**What is required:**
Please copy each line below that contains the word "address".

Entries from a dataset of interfaces:

* * * *

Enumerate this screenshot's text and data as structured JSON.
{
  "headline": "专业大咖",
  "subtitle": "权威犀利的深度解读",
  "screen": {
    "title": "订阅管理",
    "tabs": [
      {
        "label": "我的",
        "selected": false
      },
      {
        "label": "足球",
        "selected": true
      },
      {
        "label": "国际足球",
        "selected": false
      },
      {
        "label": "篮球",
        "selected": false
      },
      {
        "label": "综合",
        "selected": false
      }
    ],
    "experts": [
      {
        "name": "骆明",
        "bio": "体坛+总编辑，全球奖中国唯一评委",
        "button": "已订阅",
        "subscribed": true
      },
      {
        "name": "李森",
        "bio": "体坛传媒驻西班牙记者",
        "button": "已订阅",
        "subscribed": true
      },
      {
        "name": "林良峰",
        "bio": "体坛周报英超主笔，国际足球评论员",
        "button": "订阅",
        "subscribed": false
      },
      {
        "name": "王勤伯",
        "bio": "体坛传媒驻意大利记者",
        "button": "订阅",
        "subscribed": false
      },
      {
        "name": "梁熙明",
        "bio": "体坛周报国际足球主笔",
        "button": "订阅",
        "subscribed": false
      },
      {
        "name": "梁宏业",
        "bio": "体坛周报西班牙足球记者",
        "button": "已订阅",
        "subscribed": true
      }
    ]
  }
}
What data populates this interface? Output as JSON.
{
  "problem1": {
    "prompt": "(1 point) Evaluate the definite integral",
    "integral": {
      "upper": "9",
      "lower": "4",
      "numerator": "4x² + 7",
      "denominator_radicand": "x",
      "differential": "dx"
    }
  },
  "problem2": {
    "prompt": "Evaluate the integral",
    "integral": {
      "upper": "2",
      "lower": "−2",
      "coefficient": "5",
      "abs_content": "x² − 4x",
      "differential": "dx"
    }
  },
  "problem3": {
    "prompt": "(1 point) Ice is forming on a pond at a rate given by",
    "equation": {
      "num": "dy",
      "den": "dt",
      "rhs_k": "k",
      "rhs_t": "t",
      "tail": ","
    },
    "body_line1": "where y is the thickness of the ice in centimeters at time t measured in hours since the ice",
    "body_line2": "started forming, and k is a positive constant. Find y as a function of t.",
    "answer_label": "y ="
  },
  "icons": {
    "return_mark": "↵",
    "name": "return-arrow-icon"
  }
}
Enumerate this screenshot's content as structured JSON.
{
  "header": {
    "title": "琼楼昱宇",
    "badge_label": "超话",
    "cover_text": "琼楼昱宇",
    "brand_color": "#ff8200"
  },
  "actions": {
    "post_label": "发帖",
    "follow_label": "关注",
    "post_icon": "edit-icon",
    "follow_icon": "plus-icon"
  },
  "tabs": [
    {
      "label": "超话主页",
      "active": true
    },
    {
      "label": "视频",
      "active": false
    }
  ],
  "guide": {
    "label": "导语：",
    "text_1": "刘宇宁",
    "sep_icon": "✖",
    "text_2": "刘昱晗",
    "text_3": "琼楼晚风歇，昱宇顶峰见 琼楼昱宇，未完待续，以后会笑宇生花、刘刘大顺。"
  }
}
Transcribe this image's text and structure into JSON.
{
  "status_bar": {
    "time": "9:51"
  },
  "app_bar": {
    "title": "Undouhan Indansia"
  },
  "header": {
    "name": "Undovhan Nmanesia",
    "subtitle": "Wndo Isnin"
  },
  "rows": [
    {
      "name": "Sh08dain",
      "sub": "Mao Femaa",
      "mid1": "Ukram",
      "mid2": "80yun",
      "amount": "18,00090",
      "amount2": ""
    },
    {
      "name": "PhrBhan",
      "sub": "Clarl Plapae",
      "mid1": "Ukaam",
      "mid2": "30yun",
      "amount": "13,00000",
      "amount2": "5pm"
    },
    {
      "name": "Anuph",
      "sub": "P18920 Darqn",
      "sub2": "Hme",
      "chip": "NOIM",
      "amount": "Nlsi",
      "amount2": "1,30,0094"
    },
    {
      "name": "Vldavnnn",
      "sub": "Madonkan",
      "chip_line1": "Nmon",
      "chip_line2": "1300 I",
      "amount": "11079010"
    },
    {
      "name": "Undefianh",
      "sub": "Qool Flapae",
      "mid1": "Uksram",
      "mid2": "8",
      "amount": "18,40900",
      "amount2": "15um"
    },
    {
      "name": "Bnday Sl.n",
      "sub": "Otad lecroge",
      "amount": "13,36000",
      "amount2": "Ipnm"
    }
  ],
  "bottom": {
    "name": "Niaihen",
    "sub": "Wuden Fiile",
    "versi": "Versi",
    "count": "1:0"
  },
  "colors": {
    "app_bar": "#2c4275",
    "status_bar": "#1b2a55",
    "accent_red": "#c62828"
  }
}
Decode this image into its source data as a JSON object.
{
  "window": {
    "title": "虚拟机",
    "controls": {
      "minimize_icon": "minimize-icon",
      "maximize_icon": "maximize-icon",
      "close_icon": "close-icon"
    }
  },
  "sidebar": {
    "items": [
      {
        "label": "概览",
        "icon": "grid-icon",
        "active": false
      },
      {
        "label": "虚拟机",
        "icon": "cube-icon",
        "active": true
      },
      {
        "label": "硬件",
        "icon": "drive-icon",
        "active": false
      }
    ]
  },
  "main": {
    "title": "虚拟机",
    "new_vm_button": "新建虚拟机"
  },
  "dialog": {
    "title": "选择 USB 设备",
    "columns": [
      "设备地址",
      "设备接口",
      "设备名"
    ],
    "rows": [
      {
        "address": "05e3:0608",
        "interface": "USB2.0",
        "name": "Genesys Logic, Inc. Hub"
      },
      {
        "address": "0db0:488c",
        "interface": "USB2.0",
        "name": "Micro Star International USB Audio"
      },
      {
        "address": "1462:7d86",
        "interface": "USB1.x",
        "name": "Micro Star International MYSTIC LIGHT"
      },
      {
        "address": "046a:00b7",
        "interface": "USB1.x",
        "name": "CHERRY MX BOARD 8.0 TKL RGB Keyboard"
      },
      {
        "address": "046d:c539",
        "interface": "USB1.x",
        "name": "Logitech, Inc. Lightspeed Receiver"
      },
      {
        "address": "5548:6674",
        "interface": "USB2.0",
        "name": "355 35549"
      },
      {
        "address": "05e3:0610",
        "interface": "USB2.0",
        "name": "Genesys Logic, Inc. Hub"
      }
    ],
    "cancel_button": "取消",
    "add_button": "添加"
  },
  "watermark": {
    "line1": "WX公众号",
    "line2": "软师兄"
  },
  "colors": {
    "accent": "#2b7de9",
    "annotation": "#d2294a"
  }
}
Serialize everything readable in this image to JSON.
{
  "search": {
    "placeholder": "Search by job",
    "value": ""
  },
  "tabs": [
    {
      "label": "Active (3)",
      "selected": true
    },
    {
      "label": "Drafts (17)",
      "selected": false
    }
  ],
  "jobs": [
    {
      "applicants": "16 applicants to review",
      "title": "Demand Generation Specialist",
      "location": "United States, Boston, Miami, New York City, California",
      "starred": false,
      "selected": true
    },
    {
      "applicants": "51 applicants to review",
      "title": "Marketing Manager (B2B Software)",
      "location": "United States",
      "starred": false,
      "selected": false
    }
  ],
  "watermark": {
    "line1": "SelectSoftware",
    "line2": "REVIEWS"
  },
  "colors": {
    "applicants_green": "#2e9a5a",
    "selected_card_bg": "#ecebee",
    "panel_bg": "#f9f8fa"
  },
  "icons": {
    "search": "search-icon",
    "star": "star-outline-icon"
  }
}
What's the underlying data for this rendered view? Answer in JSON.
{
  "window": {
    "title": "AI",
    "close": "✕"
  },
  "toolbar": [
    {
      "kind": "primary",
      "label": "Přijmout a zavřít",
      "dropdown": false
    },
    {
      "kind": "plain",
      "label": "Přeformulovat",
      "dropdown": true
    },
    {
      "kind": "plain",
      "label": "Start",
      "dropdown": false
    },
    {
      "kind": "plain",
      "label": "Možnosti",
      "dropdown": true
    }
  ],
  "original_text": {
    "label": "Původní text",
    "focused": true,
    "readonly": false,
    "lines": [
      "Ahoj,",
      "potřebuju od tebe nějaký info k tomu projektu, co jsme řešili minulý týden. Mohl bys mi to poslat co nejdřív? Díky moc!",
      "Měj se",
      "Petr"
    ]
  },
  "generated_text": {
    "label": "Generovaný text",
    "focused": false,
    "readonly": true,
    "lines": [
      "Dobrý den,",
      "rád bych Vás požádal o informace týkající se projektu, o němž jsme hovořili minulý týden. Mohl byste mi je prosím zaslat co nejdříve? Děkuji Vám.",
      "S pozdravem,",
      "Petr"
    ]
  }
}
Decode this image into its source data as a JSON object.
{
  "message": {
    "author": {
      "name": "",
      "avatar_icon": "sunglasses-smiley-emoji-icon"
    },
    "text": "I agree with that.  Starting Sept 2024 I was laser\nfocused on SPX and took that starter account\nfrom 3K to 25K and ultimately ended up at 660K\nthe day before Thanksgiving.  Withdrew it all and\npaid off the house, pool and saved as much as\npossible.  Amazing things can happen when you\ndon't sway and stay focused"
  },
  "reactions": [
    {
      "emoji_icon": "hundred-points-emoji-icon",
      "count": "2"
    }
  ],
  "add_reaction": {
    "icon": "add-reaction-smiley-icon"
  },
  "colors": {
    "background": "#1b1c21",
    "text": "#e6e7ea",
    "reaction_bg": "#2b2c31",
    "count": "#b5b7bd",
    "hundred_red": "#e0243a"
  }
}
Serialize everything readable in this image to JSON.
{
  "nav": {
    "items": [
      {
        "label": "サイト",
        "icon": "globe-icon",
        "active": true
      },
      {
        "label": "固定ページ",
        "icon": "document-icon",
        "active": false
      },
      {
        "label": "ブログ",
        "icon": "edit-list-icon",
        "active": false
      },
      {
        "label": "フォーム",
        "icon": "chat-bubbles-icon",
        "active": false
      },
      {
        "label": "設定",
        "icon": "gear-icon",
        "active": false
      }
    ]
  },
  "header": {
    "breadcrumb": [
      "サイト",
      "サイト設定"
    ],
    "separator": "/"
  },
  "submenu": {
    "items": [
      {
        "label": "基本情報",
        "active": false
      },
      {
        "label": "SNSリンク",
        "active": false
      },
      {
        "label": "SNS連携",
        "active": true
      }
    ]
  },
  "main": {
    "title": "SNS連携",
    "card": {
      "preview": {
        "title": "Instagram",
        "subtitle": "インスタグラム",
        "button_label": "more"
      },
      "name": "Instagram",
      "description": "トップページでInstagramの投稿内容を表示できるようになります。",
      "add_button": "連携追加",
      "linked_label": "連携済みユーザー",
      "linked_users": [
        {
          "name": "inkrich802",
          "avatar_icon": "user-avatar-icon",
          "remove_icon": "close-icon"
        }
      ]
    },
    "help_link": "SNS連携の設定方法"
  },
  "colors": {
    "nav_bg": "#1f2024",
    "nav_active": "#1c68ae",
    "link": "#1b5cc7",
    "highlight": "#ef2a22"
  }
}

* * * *

**Answer to the problem:**
        "address": "05e3:0608",
        "address": "0db0:488c",
        "address": "1462:7d86",
        "address": "046a:00b7",
        "address": "046d:c539",
        "address": "5548:6674",
        "address": "05e3:0610",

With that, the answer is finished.